## PROBLEM DETAILS
With the pictures left out, restate every entry word for word.

#### SUPPLIED RECORDS ####

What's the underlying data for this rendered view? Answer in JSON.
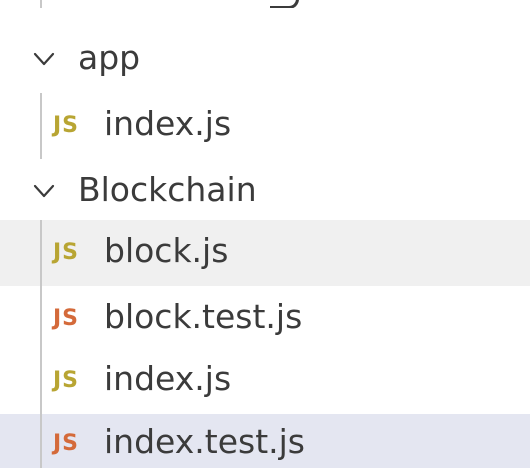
{
  "explorer": {
    "colors": {
      "js_icon": "#b8a533",
      "test_icon": "#d46a3a",
      "hover_bg": "#f0f0f0",
      "selected_bg": "#e4e6f1",
      "text": "#3b3b3b"
    },
    "folders": [
      {
        "label": "app",
        "icon": "chevron-down-icon",
        "files": [
          {
            "icon_text": "JS",
            "icon": "javascript-icon",
            "label": "index.js"
          }
        ]
      },
      {
        "label": "Blockchain",
        "icon": "chevron-down-icon",
        "files": [
          {
            "icon_text": "JS",
            "icon": "javascript-icon",
            "label": "block.js"
          },
          {
            "icon_text": "JS",
            "icon": "javascript-test-icon",
            "label": "block.test.js"
          },
          {
            "icon_text": "JS",
            "icon": "javascript-icon",
            "label": "index.js"
          },
          {
            "icon_text": "JS",
            "icon": "javascript-test-icon",
            "label": "index.test.js"
          }
        ]
      }
    ]
  }
}
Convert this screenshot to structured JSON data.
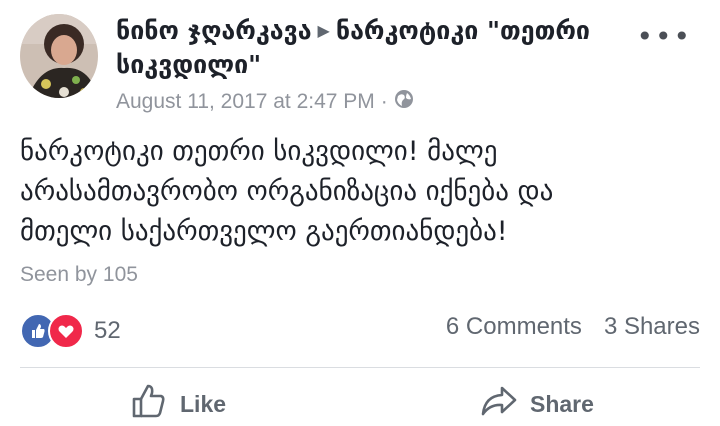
{
  "post": {
    "author": "ნინო ჯღარკავა",
    "target": "ნარკოტიკი \"თეთრი სიკვდილი\"",
    "timestamp": "August 11, 2017 at 2:47 PM",
    "separator": "·",
    "privacy_icon": "globe-icon",
    "text": "ნარკოტიკი თეთრი სიკვდილი! მალე\nარასამთავრობო ორგანიზაცია იქნება და\nმთელი საქართველო გაერთიანდება!",
    "seen_by": "Seen by 105"
  },
  "reactions": {
    "icons": [
      "like-reaction-icon",
      "love-reaction-icon"
    ],
    "count": "52",
    "comments": "6 Comments",
    "shares": "3 Shares"
  },
  "actions": {
    "like_label": "Like",
    "share_label": "Share"
  },
  "colors": {
    "brand_blue": "#4267b2",
    "love_red": "#f0284a",
    "meta_gray": "#90949c"
  }
}
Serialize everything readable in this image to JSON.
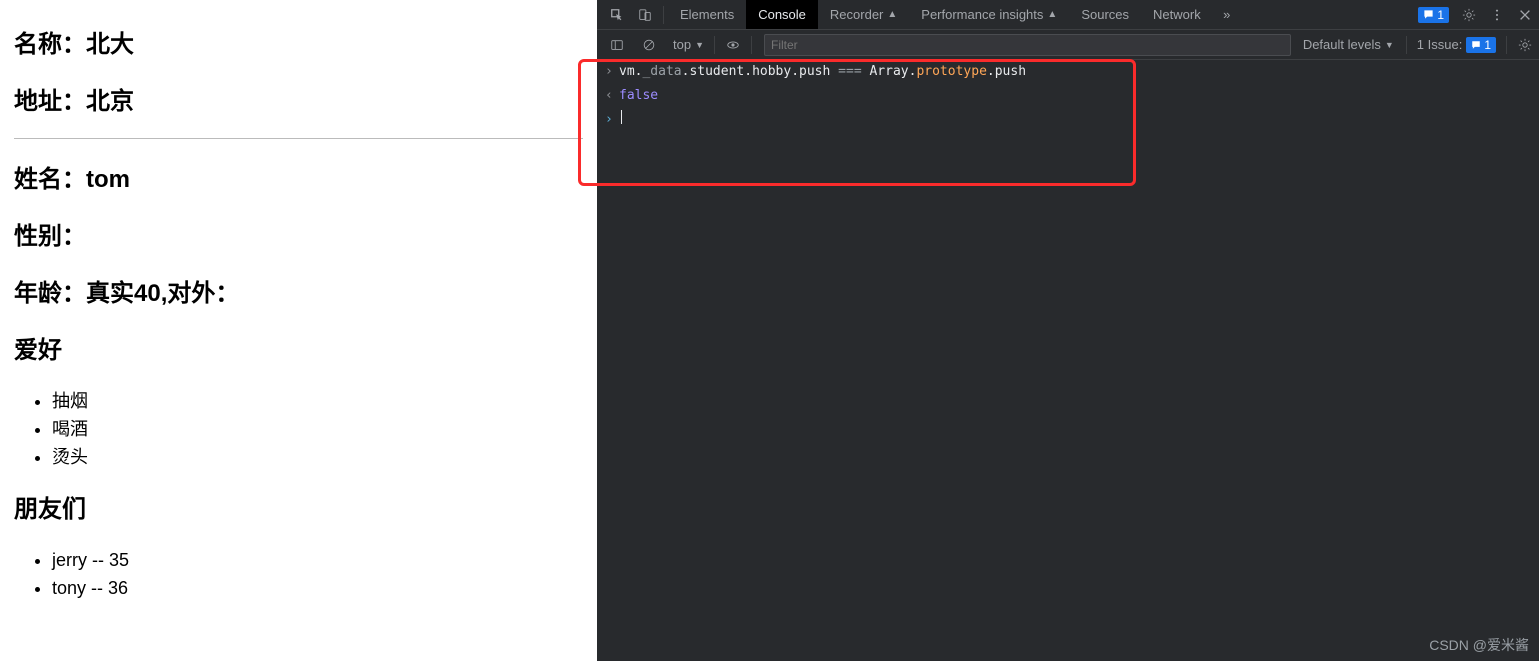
{
  "page": {
    "name_label": "名称：",
    "name_value": "北大",
    "addr_label": "地址：",
    "addr_value": "北京",
    "pname_label": "姓名：",
    "pname_value": "tom",
    "sex_label": "性别：",
    "sex_value": "",
    "age_label": "年龄：",
    "age_value": "真实40,对外：",
    "hobby_title": "爱好",
    "hobbies": [
      "抽烟",
      "喝酒",
      "烫头"
    ],
    "friends_title": "朋友们",
    "friends": [
      "jerry -- 35",
      "tony -- 36"
    ]
  },
  "devtools": {
    "tabs": {
      "elements": "Elements",
      "console": "Console",
      "recorder": "Recorder",
      "perf": "Performance insights",
      "sources": "Sources",
      "network": "Network"
    },
    "issue_badge": "1",
    "sub": {
      "context": "top",
      "filter_placeholder": "Filter",
      "levels": "Default levels",
      "issues_label": "1 Issue:",
      "issues_count": "1"
    },
    "console": {
      "input_parts": {
        "p1": "vm.",
        "p2": "_data",
        "p3": ".student.hobby.push",
        "p4": " === ",
        "p5": "Array.",
        "p6": "prototype",
        "p7": ".push"
      },
      "output": "false"
    },
    "watermark": "CSDN @爱米酱"
  }
}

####

## SOLUTION TO THE PROBLEM
What's the underlying data for this rendered view? Answer in JSON.
{
  "explorer": {
    "colors": {
      "js_icon": "#b8a533",
      "test_icon": "#d46a3a",
      "hover_bg": "#f0f0f0",
      "selected_bg": "#e4e6f1",
      "text": "#3b3b3b"
    },
    "folders": [
      {
        "label": "app",
        "icon": "chevron-down-icon",
        "files": [
          {
            "icon_text": "JS",
            "icon": "javascript-icon",
            "label": "index.js"
          }
        ]
      },
      {
        "label": "Blockchain",
        "icon": "chevron-down-icon",
        "files": [
          {
            "icon_text": "JS",
            "icon": "javascript-icon",
            "label": "block.js"
          },
          {
            "icon_text": "JS",
            "icon": "javascript-test-icon",
            "label": "block.test.js"
          },
          {
            "icon_text": "JS",
            "icon": "javascript-icon",
            "label": "index.js"
          },
          {
            "icon_text": "JS",
            "icon": "javascript-test-icon",
            "label": "index.test.js"
          }
        ]
      }
    ]
  }
}
Convert this screenshot to structured JSON data.
{
  "post": {
    "author": "ნინო ჯღარკავა",
    "target": "ნარკოტიკი \"თეთრი სიკვდილი\"",
    "timestamp": "August 11, 2017 at 2:47 PM",
    "separator": "·",
    "privacy_icon": "globe-icon",
    "text": "ნარკოტიკი თეთრი სიკვდილი! მალე\nარასამთავრობო ორგანიზაცია იქნება და\nმთელი საქართველო გაერთიანდება!",
    "seen_by": "Seen by 105"
  },
  "reactions": {
    "icons": [
      "like-reaction-icon",
      "love-reaction-icon"
    ],
    "count": "52",
    "comments": "6 Comments",
    "shares": "3 Shares"
  },
  "actions": {
    "like_label": "Like",
    "share_label": "Share"
  },
  "colors": {
    "brand_blue": "#4267b2",
    "love_red": "#f0284a",
    "meta_gray": "#90949c"
  }
}
Serialize everything readable in this image to JSON.
{
  "page": {
    "name_label": "名称：",
    "name_value": "北大",
    "addr_label": "地址：",
    "addr_value": "北京",
    "pname_label": "姓名：",
    "pname_value": "tom",
    "sex_label": "性别：",
    "sex_value": "",
    "age_label": "年龄：",
    "age_value": "真实40,对外：",
    "hobby_title": "爱好",
    "hobbies": [
      "抽烟",
      "喝酒",
      "烫头"
    ],
    "friends_title": "朋友们",
    "friends": [
      "jerry -- 35",
      "tony -- 36"
    ]
  },
  "devtools": {
    "tabs": {
      "elements": "Elements",
      "console": "Console",
      "recorder": "Recorder",
      "perf": "Performance insights",
      "sources": "Sources",
      "network": "Network"
    },
    "issue_badge": "1",
    "sub": {
      "context": "top",
      "filter_placeholder": "Filter",
      "levels": "Default levels",
      "issues_label": "1 Issue:",
      "issues_count": "1"
    },
    "console": {
      "input_parts": {
        "p1": "vm.",
        "p2": "_data",
        "p3": ".student.hobby.push",
        "p4": " === ",
        "p5": "Array.",
        "p6": "prototype",
        "p7": ".push"
      },
      "output": "false"
    },
    "watermark": "CSDN @爱米酱"
  }
}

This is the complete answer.